The heart of Areito is Estudio 101, the big room upstairs, which, at 175 square metres, can accommodate quite large ensembles. Interestingly, the hall has a comparatively short reverb for its size, and it sounds pretty special, too. Not only does the reverb retain most of its high-frequency content until the very end of the tail, but in some spots the reverb seems to become even brighter as it decays. In other words, the room sounds less lush, rich and warm than you would expect from a space of this size, but this acoustic environment seems to be particularly suitable for percussive music, and its distinctive character has, arguably, played a pivotal role shaping the sound of Cuban music throughout the decades. Most of the wall surface is covered with wooden panels acting both as diffusors and absorbers, and Estudio 101 also boasts three isolation booths opposite to the control room side. It is equipped with a 40-input Amek Mozart desk, which represents a maintenance challenge in the current economic situation, as it is difficult to get hold of replacement parts. A Yamaha 02R is thus kept as a spare unit. The studio is equipped with a Pro Tools system, but also features a wonderful Studer A80 24-track recorder.

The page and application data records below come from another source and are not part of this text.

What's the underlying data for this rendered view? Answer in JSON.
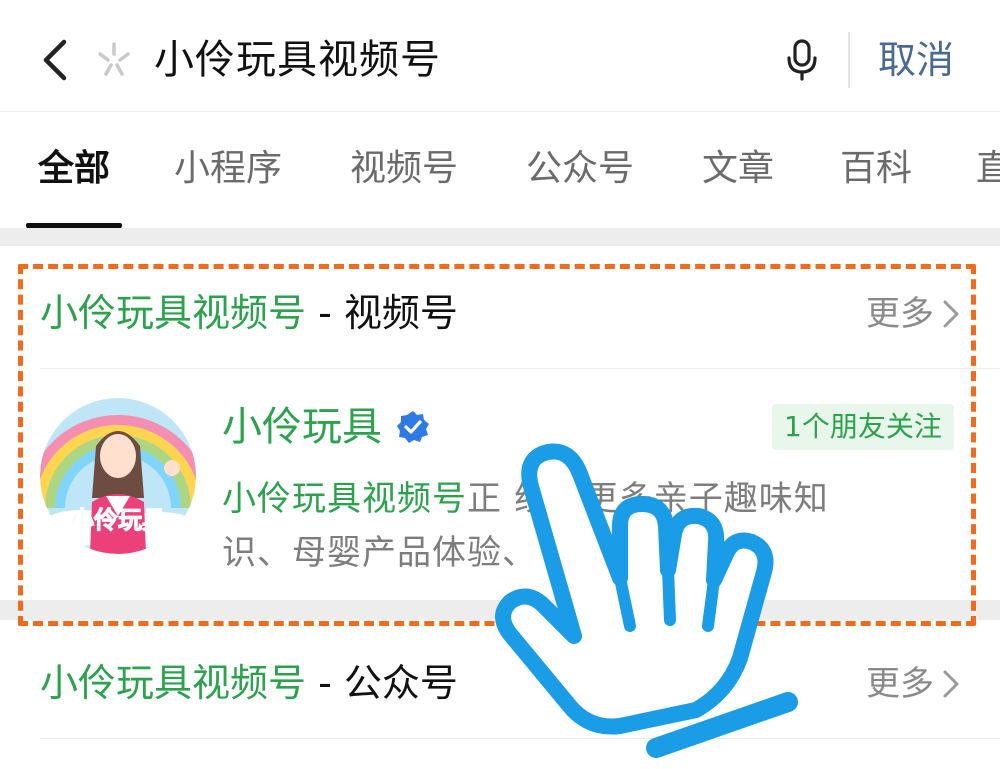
{
  "search": {
    "query": "小伶玩具视频号",
    "cancel_label": "取消"
  },
  "tabs": [
    "全部",
    "小程序",
    "视频号",
    "公众号",
    "文章",
    "百科",
    "直"
  ],
  "sections": [
    {
      "keyword": "小伶玩具视频号",
      "suffix": " - 视频号",
      "more_label": "更多",
      "account": {
        "name": "小伶玩具",
        "friends_badge": "1个朋友关注",
        "desc_keyword": "小伶玩具视频号",
        "desc_line1_rest": "正    线，更多亲子趣味知",
        "desc_line2": "识、母婴产品体验、       答，您都能...",
        "avatar_text": "小伶玩具"
      }
    },
    {
      "keyword": "小伶玩具视频号",
      "suffix": " - 公众号",
      "more_label": "更多"
    }
  ],
  "colors": {
    "keyword_green": "#2ba24c",
    "cancel_blue": "#4a6a94",
    "frame_orange": "#f26a1b",
    "hand_blue": "#1b9ce6"
  },
  "icons": [
    "back-icon",
    "spark-icon",
    "mic-icon",
    "chevron-right-icon",
    "verified-icon",
    "hand-pointer-icon"
  ]
}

While there is relatively little outboard, Areito's microphone collection makes clear that the focus of the studio's work has always been on performance in the live room, capturing the pure energy of the musicians. With plenty of Neumann classics such as various U47, U87 and U89 condensers — and an assortment of dynamic mics — at hand, Areito certainly keeps some powerful means to convert sound waves into electric voltages!
Below the large hall, on ground level, Areito also offers a second room, Estudio 102. At 77 square metres, its live room is still quite large, yet its acoustic properties were conceived with completely different goals in mind. Almost all surfaces, including the entire walls and the ceiling, are covered with absorbent panels, and there is carpet on the floor, too, yielding a rather dry and acoustically controlled atmosphere. In combination with the smaller floor space, such a setup is ideal for more intimate ensembles, for voice and speech recording, or, quite simply put, any sound source that does not require the vibrant and bright character of Estudio 101. Each room, by the way, is equipped with a grand piano: a magnificient Steinway D in Estudio 101, and an August Forster in 102.
Despite the upheavals that have taken place over the years, Areito remains an important asset of Cuba's cultural heritage. Furthermore, like any studio of this size, age and historical significance, it provides a glimpse into the machine room of the worldwide music production business — in this case, from a quite unique angle.